When John Fox succeeded Marc Trestman in 2015, neither he nor the Bears were looking at the situation and Fox as any sort of “bridge” hire – a de facto interim coach tasked with winning, but just as importantly, developing and getting a team turned around and headed in a right direction.
The heart of the matter is always winning, but in the overall, the mission statement also includes leaving the place better than you found it. Fox did that, which is very clearly the sentiment upstairs at Halas Hall as the Bears move on from Fox to Matt Nagy.
“It would’ve been nice to see it through,” Fox said to NBC Sports Chicago. “That’s kind of a bitter pill but you sort things out and move forward.

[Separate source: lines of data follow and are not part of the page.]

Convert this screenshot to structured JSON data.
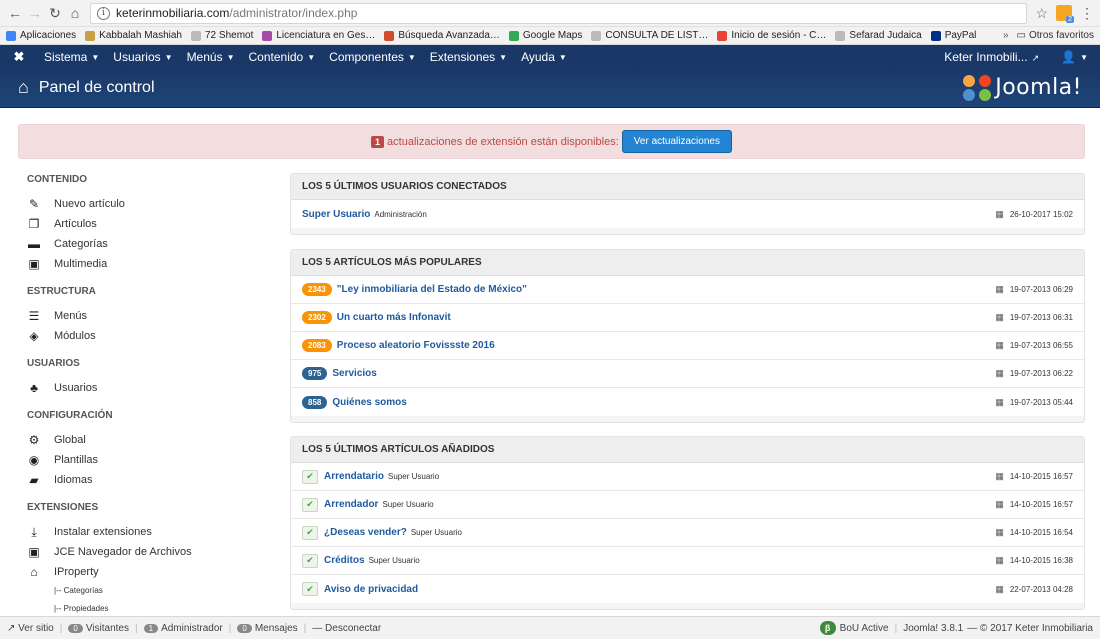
{
  "browser": {
    "url_host": "keterinmobiliaria.com",
    "url_path": "/administrator/index.php",
    "bookmarks": [
      {
        "label": "Aplicaciones",
        "color": "#4285f4"
      },
      {
        "label": "Kabbalah Mashiah",
        "color": "#c8a04a"
      },
      {
        "label": "72 Shemot",
        "color": "#bbbbbb"
      },
      {
        "label": "Licenciatura en Ges…",
        "color": "#a64ca6"
      },
      {
        "label": "Búsqueda Avanzada…",
        "color": "#d04b2a"
      },
      {
        "label": "Google Maps",
        "color": "#34a853"
      },
      {
        "label": "CONSULTA DE LIST…",
        "color": "#bbbbbb"
      },
      {
        "label": "Inicio de sesión - C…",
        "color": "#ea4335"
      },
      {
        "label": "Sefarad Judaica",
        "color": "#bbbbbb"
      },
      {
        "label": "PayPal",
        "color": "#003087"
      }
    ],
    "other_bookmarks": "Otros favoritos",
    "ext_badge": "2"
  },
  "topnav": {
    "menu": [
      "Sistema",
      "Usuarios",
      "Menús",
      "Contenido",
      "Componentes",
      "Extensiones",
      "Ayuda"
    ],
    "site_name": "Keter Inmobili...",
    "user_icon": "user-icon"
  },
  "header": {
    "title": "Panel de control",
    "brand": "Joomla!"
  },
  "alert": {
    "count": "1",
    "text": "actualizaciones de extensión están disponibles:",
    "button": "Ver actualizaciones"
  },
  "sidebar": {
    "groups": [
      {
        "title": "CONTENIDO",
        "items": [
          {
            "label": "Nuevo artículo",
            "icon": "pencil-icon"
          },
          {
            "label": "Artículos",
            "icon": "copy-icon"
          },
          {
            "label": "Categorías",
            "icon": "folder-icon"
          },
          {
            "label": "Multimedia",
            "icon": "image-icon"
          }
        ]
      },
      {
        "title": "ESTRUCTURA",
        "items": [
          {
            "label": "Menús",
            "icon": "list-icon"
          },
          {
            "label": "Módulos",
            "icon": "cube-icon"
          }
        ]
      },
      {
        "title": "USUARIOS",
        "items": [
          {
            "label": "Usuarios",
            "icon": "users-icon"
          }
        ]
      },
      {
        "title": "CONFIGURACIÓN",
        "items": [
          {
            "label": "Global",
            "icon": "cog-icon"
          },
          {
            "label": "Plantillas",
            "icon": "eye-icon"
          },
          {
            "label": "Idiomas",
            "icon": "comments-icon"
          }
        ]
      },
      {
        "title": "EXTENSIONES",
        "items": [
          {
            "label": "Instalar extensiones",
            "icon": "upload-icon"
          },
          {
            "label": "JCE Navegador de Archivos",
            "icon": "image-icon"
          },
          {
            "label": "IProperty",
            "icon": "home-icon"
          }
        ]
      }
    ],
    "subitems": [
      "|-- Categorías",
      "|-- Propiedades"
    ]
  },
  "panels": {
    "users": {
      "title": "LOS 5 ÚLTIMOS USUARIOS CONECTADOS",
      "rows": [
        {
          "name": "Super Usuario",
          "meta": "Administración",
          "date": "26-10-2017 15:02"
        }
      ]
    },
    "popular": {
      "title": "LOS 5 ARTÍCULOS MÁS POPULARES",
      "rows": [
        {
          "hits": "2343",
          "color": "orange",
          "title": "\"Ley inmobiliaria del Estado de México\"",
          "date": "19-07-2013 06:29"
        },
        {
          "hits": "2302",
          "color": "orange",
          "title": "Un cuarto más Infonavit",
          "date": "19-07-2013 06:31"
        },
        {
          "hits": "2083",
          "color": "orange",
          "title": "Proceso aleatorio Fovissste 2016",
          "date": "19-07-2013 06:55"
        },
        {
          "hits": "975",
          "color": "blue",
          "title": "Servicios",
          "date": "19-07-2013 06:22"
        },
        {
          "hits": "858",
          "color": "blue",
          "title": "Quiénes somos",
          "date": "19-07-2013 05:44"
        }
      ]
    },
    "latest": {
      "title": "LOS 5 ÚLTIMOS ARTÍCULOS AÑADIDOS",
      "rows": [
        {
          "title": "Arrendatario",
          "author": "Super Usuario",
          "date": "14-10-2015 16:57"
        },
        {
          "title": "Arrendador",
          "author": "Super Usuario",
          "date": "14-10-2015 16:57"
        },
        {
          "title": "¿Deseas vender?",
          "author": "Super Usuario",
          "date": "14-10-2015 16:54"
        },
        {
          "title": "Créditos",
          "author": "Super Usuario",
          "date": "14-10-2015 16:38"
        },
        {
          "title": "Aviso de privacidad",
          "author": "",
          "date": "22-07-2013 04:28"
        }
      ]
    }
  },
  "statusbar": {
    "view_site": "Ver sitio",
    "visitors_count": "0",
    "visitors": "Visitantes",
    "admin_count": "1",
    "admin": "Administrador",
    "messages_count": "0",
    "messages": "Mensajes",
    "logout": "Desconectar",
    "bou": "BoU Active",
    "version": "Joomla! 3.8.1",
    "copyright": "— © 2017 Keter Inmobiliaria"
  }
}
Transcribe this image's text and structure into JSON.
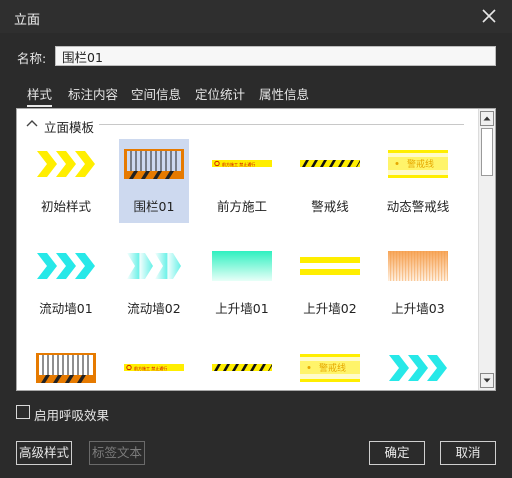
{
  "window": {
    "title": "立面",
    "close_icon": "close-icon"
  },
  "name_field": {
    "label": "名称:",
    "value": "围栏01"
  },
  "tabs": [
    {
      "label": "样式",
      "active": true
    },
    {
      "label": "标注内容",
      "active": false
    },
    {
      "label": "空间信息",
      "active": false
    },
    {
      "label": "定位统计",
      "active": false
    },
    {
      "label": "属性信息",
      "active": false
    }
  ],
  "section": {
    "title": "立面模板",
    "expanded": true
  },
  "templates": [
    {
      "label": "初始样式",
      "icon": "yellow-chevron-arrows",
      "selected": false
    },
    {
      "label": "围栏01",
      "icon": "construction-fence",
      "selected": true
    },
    {
      "label": "前方施工",
      "icon": "construction-ahead-banner",
      "banner_text": "前方施工  禁止通行",
      "selected": false
    },
    {
      "label": "警戒线",
      "icon": "hazard-stripe-tape",
      "selected": false
    },
    {
      "label": "动态警戒线",
      "icon": "dynamic-warning-tape",
      "banner_text": "警戒线",
      "selected": false
    },
    {
      "label": "流动墙01",
      "icon": "cyan-chevron-arrows",
      "selected": false
    },
    {
      "label": "流动墙02",
      "icon": "fading-cyan-chevrons",
      "selected": false
    },
    {
      "label": "上升墙01",
      "icon": "green-gradient-wall",
      "selected": false
    },
    {
      "label": "上升墙02",
      "icon": "yellow-band-wall",
      "selected": false
    },
    {
      "label": "上升墙03",
      "icon": "orange-gradient-wall",
      "selected": false
    },
    {
      "label": "",
      "icon": "construction-fence",
      "selected": false
    },
    {
      "label": "",
      "icon": "construction-ahead-banner",
      "banner_text": "前方施工  禁止通行",
      "selected": false
    },
    {
      "label": "",
      "icon": "hazard-stripe-tape",
      "selected": false
    },
    {
      "label": "",
      "icon": "dynamic-warning-tape",
      "banner_text": "警戒线",
      "selected": false
    },
    {
      "label": "",
      "icon": "cyan-chevron-arrows",
      "selected": false
    }
  ],
  "breathing_effect": {
    "label": "启用呼吸效果",
    "checked": false
  },
  "buttons": {
    "advanced_style": "高级样式",
    "label_text": "标签文本",
    "confirm": "确定",
    "cancel": "取消"
  },
  "colors": {
    "dialog_bg": "#2b2b2b",
    "selected_tile": "#cdd9ef",
    "hazard_yellow": "#ffee00",
    "cyan": "#27e8e8"
  }
}
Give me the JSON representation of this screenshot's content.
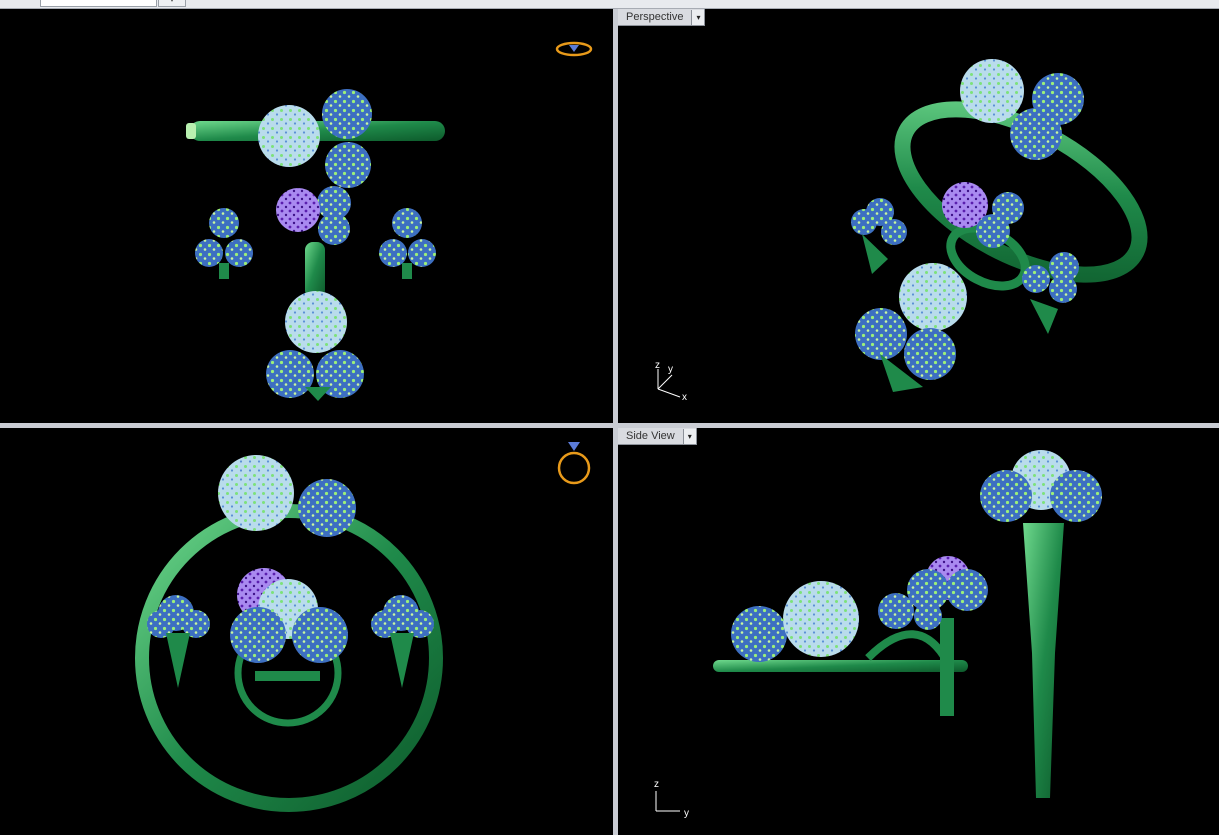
{
  "tabs": {
    "active_label": "",
    "add_symbol": "▾"
  },
  "viewports": {
    "top": {
      "label": ""
    },
    "perspective": {
      "label": "Perspective",
      "dropdown": "▾"
    },
    "front": {
      "label": ""
    },
    "side": {
      "label": "Side View",
      "dropdown": "▾"
    }
  },
  "axes": {
    "perspective": {
      "z": "z",
      "y": "y",
      "x": "x"
    },
    "side": {
      "z": "z",
      "y": "y"
    }
  },
  "colors": {
    "background": "#000000",
    "metal": "#1f8a4a",
    "metal_light": "#7ddf9a",
    "stone_pave": "#3d6fc1",
    "stone_center": "#8a4fd8",
    "highlight": "#c8f7a0",
    "nav_icon": "#e89a1a"
  },
  "icons": [
    "ring-navigation-icon",
    "viewport-dropdown-icon"
  ]
}
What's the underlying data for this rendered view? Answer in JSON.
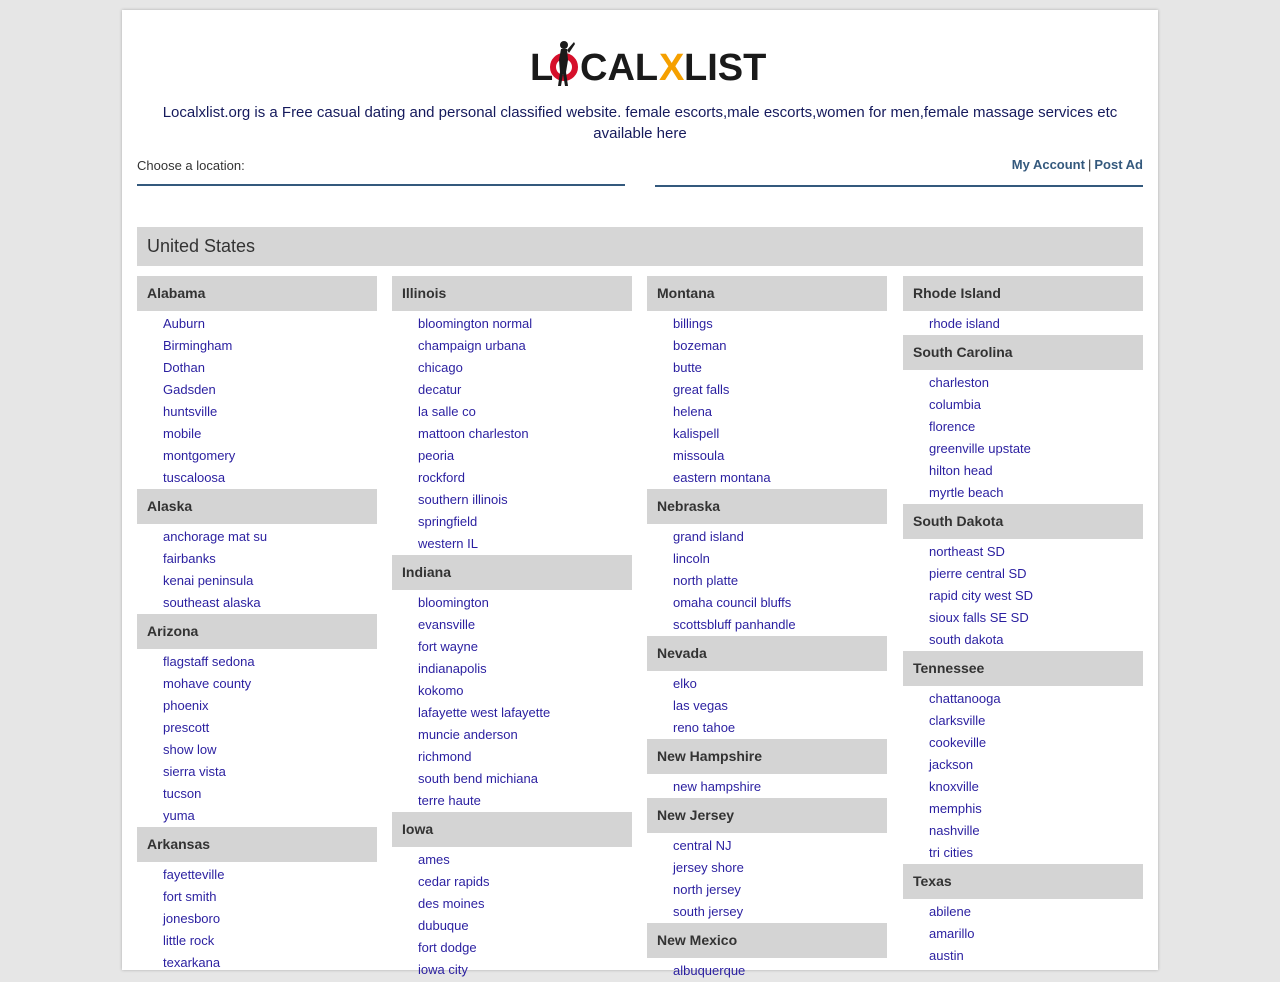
{
  "logo": {
    "text_left": "L",
    "text_o": "O",
    "text_cal": "CAL",
    "text_x": "X",
    "text_list": "LIST",
    "alt": "LOCALXLIST"
  },
  "tagline": "Localxlist.org is a Free casual dating and personal classified website. female escorts,male escorts,women for men,female massage services etc available here",
  "location": {
    "label": "Choose a location:"
  },
  "account": {
    "my_account": "My Account",
    "separator": "|",
    "post_ad": "Post Ad"
  },
  "country": "United States",
  "columns": [
    [
      {
        "state": "Alabama",
        "cities": [
          "Auburn",
          "Birmingham",
          "Dothan",
          "Gadsden",
          "huntsville",
          "mobile",
          "montgomery",
          "tuscaloosa"
        ]
      },
      {
        "state": "Alaska",
        "cities": [
          "anchorage mat su",
          "fairbanks",
          "kenai peninsula",
          "southeast alaska"
        ]
      },
      {
        "state": "Arizona",
        "cities": [
          "flagstaff sedona",
          "mohave county",
          "phoenix",
          "prescott",
          "show low",
          "sierra vista",
          "tucson",
          "yuma"
        ]
      },
      {
        "state": "Arkansas",
        "cities": [
          "fayetteville",
          "fort smith",
          "jonesboro",
          "little rock",
          "texarkana"
        ]
      }
    ],
    [
      {
        "state": "Illinois",
        "cities": [
          "bloomington normal",
          "champaign urbana",
          "chicago",
          "decatur",
          "la salle co",
          "mattoon charleston",
          "peoria",
          "rockford",
          "southern illinois",
          "springfield",
          "western IL"
        ]
      },
      {
        "state": "Indiana",
        "cities": [
          "bloomington",
          "evansville",
          "fort wayne",
          "indianapolis",
          "kokomo",
          "lafayette west lafayette",
          "muncie anderson",
          "richmond",
          "south bend michiana",
          "terre haute"
        ]
      },
      {
        "state": "Iowa",
        "cities": [
          "ames",
          "cedar rapids",
          "des moines",
          "dubuque",
          "fort dodge",
          "iowa city"
        ]
      }
    ],
    [
      {
        "state": "Montana",
        "cities": [
          "billings",
          "bozeman",
          "butte",
          "great falls",
          "helena",
          "kalispell",
          "missoula",
          "eastern montana"
        ]
      },
      {
        "state": "Nebraska",
        "cities": [
          "grand island",
          "lincoln",
          "north platte",
          "omaha council bluffs",
          "scottsbluff panhandle"
        ]
      },
      {
        "state": "Nevada",
        "cities": [
          "elko",
          "las vegas",
          "reno tahoe"
        ]
      },
      {
        "state": "New Hampshire",
        "cities": [
          "new hampshire"
        ]
      },
      {
        "state": "New Jersey",
        "cities": [
          "central NJ",
          "jersey shore",
          "north jersey",
          "south jersey"
        ]
      },
      {
        "state": "New Mexico",
        "cities": [
          "albuquerque"
        ]
      }
    ],
    [
      {
        "state": "Rhode Island",
        "cities": [
          "rhode island"
        ]
      },
      {
        "state": "South Carolina",
        "cities": [
          "charleston",
          "columbia",
          "florence",
          "greenville upstate",
          "hilton head",
          "myrtle beach"
        ]
      },
      {
        "state": "South Dakota",
        "cities": [
          "northeast SD",
          "pierre central SD",
          "rapid city west SD",
          "sioux falls SE SD",
          "south dakota"
        ]
      },
      {
        "state": "Tennessee",
        "cities": [
          "chattanooga",
          "clarksville",
          "cookeville",
          "jackson",
          "knoxville",
          "memphis",
          "nashville",
          "tri cities"
        ]
      },
      {
        "state": "Texas",
        "cities": [
          "abilene",
          "amarillo",
          "austin"
        ]
      }
    ]
  ]
}
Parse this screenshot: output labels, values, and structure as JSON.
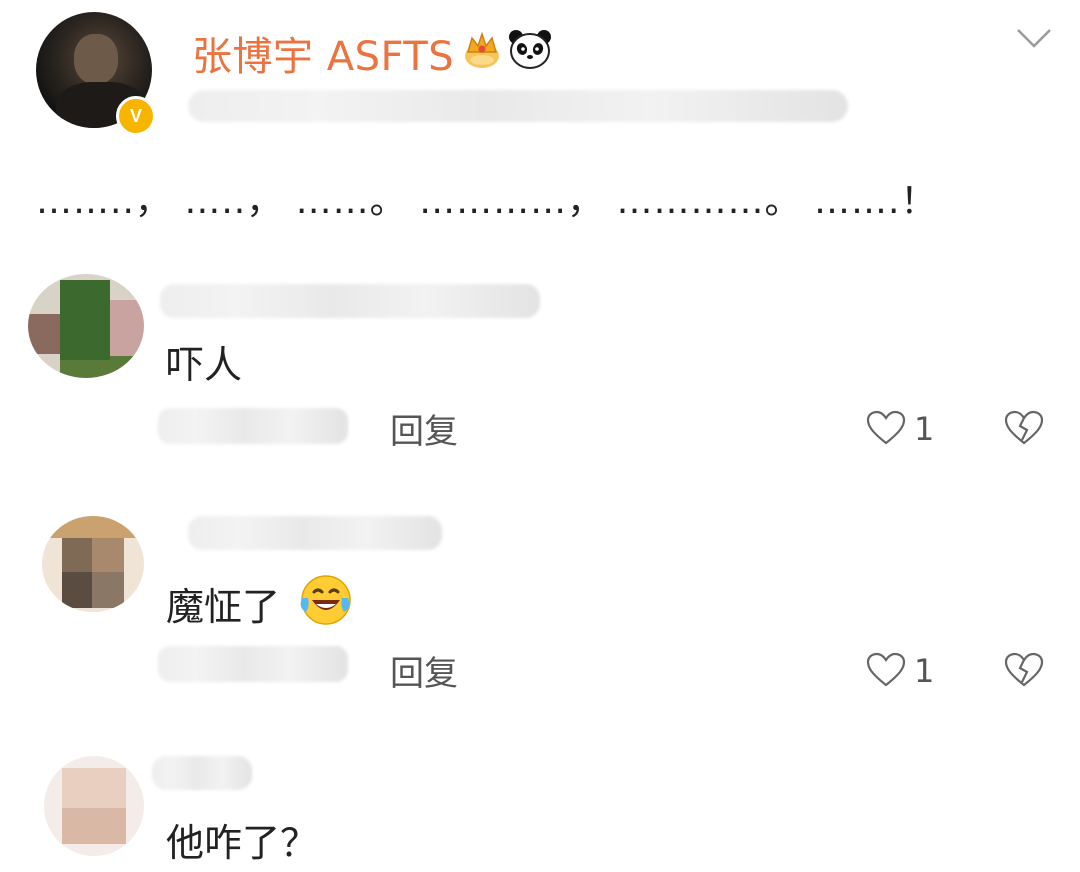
{
  "post": {
    "author": "张博宇 ASFTS",
    "badges": [
      "crown-icon",
      "panda-icon"
    ],
    "verified_badge": "V",
    "text": "……..，  …..，  ……。  …………，  …………。  …….！"
  },
  "comments": [
    {
      "text": "吓人",
      "reply_label": "回复",
      "likes": "1"
    },
    {
      "text": "魔怔了",
      "emoji": "laughing-crying-emoji",
      "reply_label": "回复",
      "likes": "1"
    },
    {
      "text": "他咋了？"
    }
  ],
  "colors": {
    "accent_username": "#eb7340",
    "verified": "#f7b500"
  }
}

“I do think it’s closer than people think. We inherited a mess... but I felt we were on the brink at the end. I think that [Halas Hall] building is definitely different; they feel it. I do think that it was a positive.”
(Fox is probably not done coaching at some point, but that’s for another time, another story, and anyway, it’s his tale to tell when he feels like it. Or doesn’t.)
One measure of the Bears change effected: Virtually the entire Trestman staff, with the exceptions of receivers coach Mike Groh and linebackers coach Clint Hurtt, was jettisoned along with Trestman. By contrast, Nagy has retained not only virtually the entire Fox defensive staff under coordinator Vic Fangio, but also arguably the single most important non-coordinator offensive coach by virtue of position responsibility – Dave Ragone, the hands-on mentor of quarterback Mitch Trubisky.
Obvious but extremely difficult decisions are coming, as to shedding personnel and contracts – Josh Sitton, Pernell McPhee, Willie Young being among the most difficult because of tangible intangibles that no organization wants to lose.
Fox was never intended as a bridge coach but the results point to that function having been served. To exactly what end remains to play out under Nagy and the quarterback whom Ragone and Fox’s handling began developing.
Rick Renteria was one of those “bridge” guys for the Cubs, intended to be part of pulling out of or at least arresting the slide into the Mike Quade-Dale Sveum abyss, and leaving something for Joe Maddon. The late Vince Lombardi effectively served as that, at age 56 and for an unforeseen one-year for a Washington Redskins organization that’d gone 13 years without a winning season before Lombardi’s 1969 and needed a radical reversal. The culture change was realized over the next decade under George Allen and Jack Pardee, much of the success coming with the same players with whom Washington had languished before the culture change.
The Bears were in that state after the two years of Trestman and the three years of GM Phil Emery, certain of whose character-lite veteran player acquisitions (Martellus Bennett, Brandon Marshall) and high-character launchings (Brian Urlacher) had left a palpable pall over Halas Hall. A Fox goal was to eradicate that, which insiders in Lake Forest say privately was accomplished even amid the catastrophic crush of three straight seasons of 10 or more losses, and with injuries at historic levels.
What happens next is in the hands of Nagy and GM Ryan Pace, after a third John Fox franchise turnaround failed to materialize. Or did it? Because much of the core, from Trubisky through the defensive makeover, came on Fox’s watch, like him or not.
“You wish some things would’ve happened differently obviously,” Fox said, “but there was a lot positive that happened.”